[Dataset rows for apps and sites]

^^^^^^^^^^^^^^^^

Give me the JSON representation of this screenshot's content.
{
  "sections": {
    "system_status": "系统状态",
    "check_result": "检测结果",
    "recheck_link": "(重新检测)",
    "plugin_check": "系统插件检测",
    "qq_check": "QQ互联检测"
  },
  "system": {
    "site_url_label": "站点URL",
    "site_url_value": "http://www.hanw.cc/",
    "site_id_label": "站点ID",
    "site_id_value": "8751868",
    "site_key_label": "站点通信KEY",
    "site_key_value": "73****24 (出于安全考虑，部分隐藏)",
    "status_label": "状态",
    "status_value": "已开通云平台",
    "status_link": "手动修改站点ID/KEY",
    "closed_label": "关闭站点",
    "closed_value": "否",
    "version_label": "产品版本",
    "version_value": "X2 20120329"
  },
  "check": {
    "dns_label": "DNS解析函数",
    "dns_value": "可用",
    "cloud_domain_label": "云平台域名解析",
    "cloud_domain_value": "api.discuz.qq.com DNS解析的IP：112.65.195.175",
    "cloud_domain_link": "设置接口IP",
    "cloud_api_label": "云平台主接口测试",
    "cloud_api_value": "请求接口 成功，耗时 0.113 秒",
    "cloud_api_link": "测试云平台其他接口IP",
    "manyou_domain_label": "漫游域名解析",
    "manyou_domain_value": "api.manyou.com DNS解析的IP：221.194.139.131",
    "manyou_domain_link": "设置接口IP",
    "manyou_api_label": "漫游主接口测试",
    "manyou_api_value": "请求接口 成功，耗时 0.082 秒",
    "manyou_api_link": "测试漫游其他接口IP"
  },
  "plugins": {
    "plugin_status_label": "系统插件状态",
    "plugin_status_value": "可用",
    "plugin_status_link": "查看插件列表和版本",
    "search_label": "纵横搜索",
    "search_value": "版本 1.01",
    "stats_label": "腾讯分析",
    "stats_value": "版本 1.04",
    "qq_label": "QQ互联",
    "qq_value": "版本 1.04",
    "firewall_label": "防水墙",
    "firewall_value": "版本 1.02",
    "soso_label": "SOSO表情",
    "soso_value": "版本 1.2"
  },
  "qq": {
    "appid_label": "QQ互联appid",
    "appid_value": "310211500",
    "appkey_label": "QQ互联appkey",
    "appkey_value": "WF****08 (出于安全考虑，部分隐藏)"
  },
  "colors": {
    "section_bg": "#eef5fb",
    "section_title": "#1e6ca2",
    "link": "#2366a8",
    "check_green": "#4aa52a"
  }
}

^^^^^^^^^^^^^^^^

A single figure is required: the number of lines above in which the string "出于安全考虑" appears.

» **TASK ANSWER**: 2